§ Work instructions:
I need all the entries repeated exactly as written.

(Entries from a dataset of interfaces)
:::::

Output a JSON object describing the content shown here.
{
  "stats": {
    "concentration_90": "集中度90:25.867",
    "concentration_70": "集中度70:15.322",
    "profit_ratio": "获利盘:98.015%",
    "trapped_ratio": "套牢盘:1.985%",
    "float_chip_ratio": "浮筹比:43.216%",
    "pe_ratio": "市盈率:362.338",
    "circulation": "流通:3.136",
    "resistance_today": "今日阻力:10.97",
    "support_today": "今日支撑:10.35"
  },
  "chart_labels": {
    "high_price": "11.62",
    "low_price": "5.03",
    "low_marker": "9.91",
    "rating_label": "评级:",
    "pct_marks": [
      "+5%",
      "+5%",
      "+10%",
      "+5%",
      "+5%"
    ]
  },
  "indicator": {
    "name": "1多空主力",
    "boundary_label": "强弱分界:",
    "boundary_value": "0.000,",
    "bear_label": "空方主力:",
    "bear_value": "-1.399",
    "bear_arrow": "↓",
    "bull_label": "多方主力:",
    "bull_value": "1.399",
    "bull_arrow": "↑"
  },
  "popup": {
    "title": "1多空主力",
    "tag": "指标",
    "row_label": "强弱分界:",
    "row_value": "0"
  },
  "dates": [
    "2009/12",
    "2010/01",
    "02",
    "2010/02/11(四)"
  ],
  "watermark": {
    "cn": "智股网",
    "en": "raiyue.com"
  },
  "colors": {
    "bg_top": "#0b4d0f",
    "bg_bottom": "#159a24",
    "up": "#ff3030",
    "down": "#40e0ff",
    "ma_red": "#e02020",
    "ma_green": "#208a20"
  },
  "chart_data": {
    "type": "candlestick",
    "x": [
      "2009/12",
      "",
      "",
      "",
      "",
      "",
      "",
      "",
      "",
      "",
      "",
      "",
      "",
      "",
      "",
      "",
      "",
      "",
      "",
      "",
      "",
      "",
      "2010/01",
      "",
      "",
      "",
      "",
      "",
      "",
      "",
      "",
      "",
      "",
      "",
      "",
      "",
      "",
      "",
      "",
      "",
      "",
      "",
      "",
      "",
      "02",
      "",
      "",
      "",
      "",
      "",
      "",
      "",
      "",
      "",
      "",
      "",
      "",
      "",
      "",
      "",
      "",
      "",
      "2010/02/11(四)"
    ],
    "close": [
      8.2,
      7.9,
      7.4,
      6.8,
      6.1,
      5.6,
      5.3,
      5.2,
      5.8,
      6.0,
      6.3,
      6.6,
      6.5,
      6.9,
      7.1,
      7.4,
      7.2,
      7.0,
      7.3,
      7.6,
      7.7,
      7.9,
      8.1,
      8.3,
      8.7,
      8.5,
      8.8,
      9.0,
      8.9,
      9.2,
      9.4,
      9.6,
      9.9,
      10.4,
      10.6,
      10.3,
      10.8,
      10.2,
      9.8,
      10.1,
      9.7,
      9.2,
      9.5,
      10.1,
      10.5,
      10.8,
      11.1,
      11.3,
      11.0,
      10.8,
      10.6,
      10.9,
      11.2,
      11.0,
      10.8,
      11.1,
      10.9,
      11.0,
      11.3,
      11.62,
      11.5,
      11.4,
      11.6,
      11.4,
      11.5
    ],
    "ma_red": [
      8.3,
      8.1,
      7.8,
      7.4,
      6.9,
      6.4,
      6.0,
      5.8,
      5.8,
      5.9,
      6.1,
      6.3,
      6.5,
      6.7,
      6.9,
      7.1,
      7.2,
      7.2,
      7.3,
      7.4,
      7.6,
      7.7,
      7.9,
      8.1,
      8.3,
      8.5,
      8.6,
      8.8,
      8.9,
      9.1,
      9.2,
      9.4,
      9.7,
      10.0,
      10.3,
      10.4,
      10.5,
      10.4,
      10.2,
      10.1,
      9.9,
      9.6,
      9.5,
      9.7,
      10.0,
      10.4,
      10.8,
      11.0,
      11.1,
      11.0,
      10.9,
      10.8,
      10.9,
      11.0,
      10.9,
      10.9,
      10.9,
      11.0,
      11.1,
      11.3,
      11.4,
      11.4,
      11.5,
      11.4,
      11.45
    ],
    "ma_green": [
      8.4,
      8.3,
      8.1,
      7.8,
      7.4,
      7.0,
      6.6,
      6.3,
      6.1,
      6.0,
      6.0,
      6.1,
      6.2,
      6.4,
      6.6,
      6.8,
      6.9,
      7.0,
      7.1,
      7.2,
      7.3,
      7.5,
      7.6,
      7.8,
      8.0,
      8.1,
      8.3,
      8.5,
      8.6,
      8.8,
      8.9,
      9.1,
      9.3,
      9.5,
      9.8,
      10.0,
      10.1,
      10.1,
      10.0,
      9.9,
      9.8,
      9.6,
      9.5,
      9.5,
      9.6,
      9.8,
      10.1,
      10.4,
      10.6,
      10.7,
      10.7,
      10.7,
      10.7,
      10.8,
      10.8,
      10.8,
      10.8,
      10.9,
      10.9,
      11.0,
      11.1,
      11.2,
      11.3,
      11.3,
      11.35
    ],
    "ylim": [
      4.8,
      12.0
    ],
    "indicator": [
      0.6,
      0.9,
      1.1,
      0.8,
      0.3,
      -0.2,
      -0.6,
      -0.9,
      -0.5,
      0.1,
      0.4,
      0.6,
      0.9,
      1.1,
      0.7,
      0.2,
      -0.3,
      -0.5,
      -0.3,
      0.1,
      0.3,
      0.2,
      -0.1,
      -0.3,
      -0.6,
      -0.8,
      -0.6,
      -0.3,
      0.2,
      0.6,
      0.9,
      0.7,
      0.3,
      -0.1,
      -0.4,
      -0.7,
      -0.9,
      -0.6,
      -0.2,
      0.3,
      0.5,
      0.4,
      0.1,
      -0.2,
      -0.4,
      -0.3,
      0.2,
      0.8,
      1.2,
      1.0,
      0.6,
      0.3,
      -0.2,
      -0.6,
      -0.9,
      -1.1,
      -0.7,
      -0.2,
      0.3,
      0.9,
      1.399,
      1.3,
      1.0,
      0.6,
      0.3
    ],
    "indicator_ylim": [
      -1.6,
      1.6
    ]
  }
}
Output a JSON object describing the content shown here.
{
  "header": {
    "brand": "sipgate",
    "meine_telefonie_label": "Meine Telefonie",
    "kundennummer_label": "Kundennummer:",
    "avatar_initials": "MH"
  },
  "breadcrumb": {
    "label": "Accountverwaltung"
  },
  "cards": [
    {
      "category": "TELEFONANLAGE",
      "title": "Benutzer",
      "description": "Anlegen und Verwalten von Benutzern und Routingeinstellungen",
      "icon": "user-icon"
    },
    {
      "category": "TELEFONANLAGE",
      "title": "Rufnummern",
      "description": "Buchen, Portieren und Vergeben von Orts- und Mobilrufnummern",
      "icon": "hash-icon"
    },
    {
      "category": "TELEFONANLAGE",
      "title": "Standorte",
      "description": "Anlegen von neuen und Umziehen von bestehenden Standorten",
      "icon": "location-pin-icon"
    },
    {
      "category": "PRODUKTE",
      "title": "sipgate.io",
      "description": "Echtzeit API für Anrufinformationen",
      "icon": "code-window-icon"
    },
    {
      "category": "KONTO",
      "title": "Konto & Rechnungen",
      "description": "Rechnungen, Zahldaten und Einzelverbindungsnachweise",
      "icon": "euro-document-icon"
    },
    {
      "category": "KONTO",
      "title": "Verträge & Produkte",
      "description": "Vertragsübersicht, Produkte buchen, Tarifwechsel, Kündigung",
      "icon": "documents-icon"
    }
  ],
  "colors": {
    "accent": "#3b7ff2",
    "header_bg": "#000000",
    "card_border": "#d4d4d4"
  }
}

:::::

§ Expected answer:
Output a JSON object describing the content shown here.
{
  "stats": {
    "concentration_90": "集中度90:25.867",
    "concentration_70": "集中度70:15.322",
    "profit_ratio": "获利盘:98.015%",
    "trapped_ratio": "套牢盘:1.985%",
    "float_chip_ratio": "浮筹比:43.216%",
    "pe_ratio": "市盈率:362.338",
    "circulation": "流通:3.136",
    "resistance_today": "今日阻力:10.97",
    "support_today": "今日支撑:10.35"
  },
  "chart_labels": {
    "high_price": "11.62",
    "low_price": "5.03",
    "low_marker": "9.91",
    "rating_label": "评级:",
    "pct_marks": [
      "+5%",
      "+5%",
      "+10%",
      "+5%",
      "+5%"
    ]
  },
  "indicator": {
    "name": "1多空主力",
    "boundary_label": "强弱分界:",
    "boundary_value": "0.000,",
    "bear_label": "空方主力:",
    "bear_value": "-1.399",
    "bear_arrow": "↓",
    "bull_label": "多方主力:",
    "bull_value": "1.399",
    "bull_arrow": "↑"
  },
  "popup": {
    "title": "1多空主力",
    "tag": "指标",
    "row_label": "强弱分界:",
    "row_value": "0"
  },
  "dates": [
    "2009/12",
    "2010/01",
    "02",
    "2010/02/11(四)"
  ],
  "watermark": {
    "cn": "智股网",
    "en": "raiyue.com"
  },
  "colors": {
    "bg_top": "#0b4d0f",
    "bg_bottom": "#159a24",
    "up": "#ff3030",
    "down": "#40e0ff",
    "ma_red": "#e02020",
    "ma_green": "#208a20"
  },
  "chart_data": {
    "type": "candlestick",
    "x": [
      "2009/12",
      "",
      "",
      "",
      "",
      "",
      "",
      "",
      "",
      "",
      "",
      "",
      "",
      "",
      "",
      "",
      "",
      "",
      "",
      "",
      "",
      "",
      "2010/01",
      "",
      "",
      "",
      "",
      "",
      "",
      "",
      "",
      "",
      "",
      "",
      "",
      "",
      "",
      "",
      "",
      "",
      "",
      "",
      "",
      "",
      "02",
      "",
      "",
      "",
      "",
      "",
      "",
      "",
      "",
      "",
      "",
      "",
      "",
      "",
      "",
      "",
      "",
      "",
      "2010/02/11(四)"
    ],
    "close": [
      8.2,
      7.9,
      7.4,
      6.8,
      6.1,
      5.6,
      5.3,
      5.2,
      5.8,
      6.0,
      6.3,
      6.6,
      6.5,
      6.9,
      7.1,
      7.4,
      7.2,
      7.0,
      7.3,
      7.6,
      7.7,
      7.9,
      8.1,
      8.3,
      8.7,
      8.5,
      8.8,
      9.0,
      8.9,
      9.2,
      9.4,
      9.6,
      9.9,
      10.4,
      10.6,
      10.3,
      10.8,
      10.2,
      9.8,
      10.1,
      9.7,
      9.2,
      9.5,
      10.1,
      10.5,
      10.8,
      11.1,
      11.3,
      11.0,
      10.8,
      10.6,
      10.9,
      11.2,
      11.0,
      10.8,
      11.1,
      10.9,
      11.0,
      11.3,
      11.62,
      11.5,
      11.4,
      11.6,
      11.4,
      11.5
    ],
    "ma_red": [
      8.3,
      8.1,
      7.8,
      7.4,
      6.9,
      6.4,
      6.0,
      5.8,
      5.8,
      5.9,
      6.1,
      6.3,
      6.5,
      6.7,
      6.9,
      7.1,
      7.2,
      7.2,
      7.3,
      7.4,
      7.6,
      7.7,
      7.9,
      8.1,
      8.3,
      8.5,
      8.6,
      8.8,
      8.9,
      9.1,
      9.2,
      9.4,
      9.7,
      10.0,
      10.3,
      10.4,
      10.5,
      10.4,
      10.2,
      10.1,
      9.9,
      9.6,
      9.5,
      9.7,
      10.0,
      10.4,
      10.8,
      11.0,
      11.1,
      11.0,
      10.9,
      10.8,
      10.9,
      11.0,
      10.9,
      10.9,
      10.9,
      11.0,
      11.1,
      11.3,
      11.4,
      11.4,
      11.5,
      11.4,
      11.45
    ],
    "ma_green": [
      8.4,
      8.3,
      8.1,
      7.8,
      7.4,
      7.0,
      6.6,
      6.3,
      6.1,
      6.0,
      6.0,
      6.1,
      6.2,
      6.4,
      6.6,
      6.8,
      6.9,
      7.0,
      7.1,
      7.2,
      7.3,
      7.5,
      7.6,
      7.8,
      8.0,
      8.1,
      8.3,
      8.5,
      8.6,
      8.8,
      8.9,
      9.1,
      9.3,
      9.5,
      9.8,
      10.0,
      10.1,
      10.1,
      10.0,
      9.9,
      9.8,
      9.6,
      9.5,
      9.5,
      9.6,
      9.8,
      10.1,
      10.4,
      10.6,
      10.7,
      10.7,
      10.7,
      10.7,
      10.8,
      10.8,
      10.8,
      10.8,
      10.9,
      10.9,
      11.0,
      11.1,
      11.2,
      11.3,
      11.3,
      11.35
    ],
    "ylim": [
      4.8,
      12.0
    ],
    "indicator": [
      0.6,
      0.9,
      1.1,
      0.8,
      0.3,
      -0.2,
      -0.6,
      -0.9,
      -0.5,
      0.1,
      0.4,
      0.6,
      0.9,
      1.1,
      0.7,
      0.2,
      -0.3,
      -0.5,
      -0.3,
      0.1,
      0.3,
      0.2,
      -0.1,
      -0.3,
      -0.6,
      -0.8,
      -0.6,
      -0.3,
      0.2,
      0.6,
      0.9,
      0.7,
      0.3,
      -0.1,
      -0.4,
      -0.7,
      -0.9,
      -0.6,
      -0.2,
      0.3,
      0.5,
      0.4,
      0.1,
      -0.2,
      -0.4,
      -0.3,
      0.2,
      0.8,
      1.2,
      1.0,
      0.6,
      0.3,
      -0.2,
      -0.6,
      -0.9,
      -1.1,
      -0.7,
      -0.2,
      0.3,
      0.9,
      1.399,
      1.3,
      1.0,
      0.6,
      0.3
    ],
    "indicator_ylim": [
      -1.6,
      1.6
    ]
  }
}
Output a JSON object describing the content shown here.
{
  "header": {
    "brand": "sipgate",
    "meine_telefonie_label": "Meine Telefonie",
    "kundennummer_label": "Kundennummer:",
    "avatar_initials": "MH"
  },
  "breadcrumb": {
    "label": "Accountverwaltung"
  },
  "cards": [
    {
      "category": "TELEFONANLAGE",
      "title": "Benutzer",
      "description": "Anlegen und Verwalten von Benutzern und Routingeinstellungen",
      "icon": "user-icon"
    },
    {
      "category": "TELEFONANLAGE",
      "title": "Rufnummern",
      "description": "Buchen, Portieren und Vergeben von Orts- und Mobilrufnummern",
      "icon": "hash-icon"
    },
    {
      "category": "TELEFONANLAGE",
      "title": "Standorte",
      "description": "Anlegen von neuen und Umziehen von bestehenden Standorten",
      "icon": "location-pin-icon"
    },
    {
      "category": "PRODUKTE",
      "title": "sipgate.io",
      "description": "Echtzeit API für Anrufinformationen",
      "icon": "code-window-icon"
    },
    {
      "category": "KONTO",
      "title": "Konto & Rechnungen",
      "description": "Rechnungen, Zahldaten und Einzelverbindungsnachweise",
      "icon": "euro-document-icon"
    },
    {
      "category": "KONTO",
      "title": "Verträge & Produkte",
      "description": "Vertragsübersicht, Produkte buchen, Tarifwechsel, Kündigung",
      "icon": "documents-icon"
    }
  ],
  "colors": {
    "accent": "#3b7ff2",
    "header_bg": "#000000",
    "card_border": "#d4d4d4"
  }
}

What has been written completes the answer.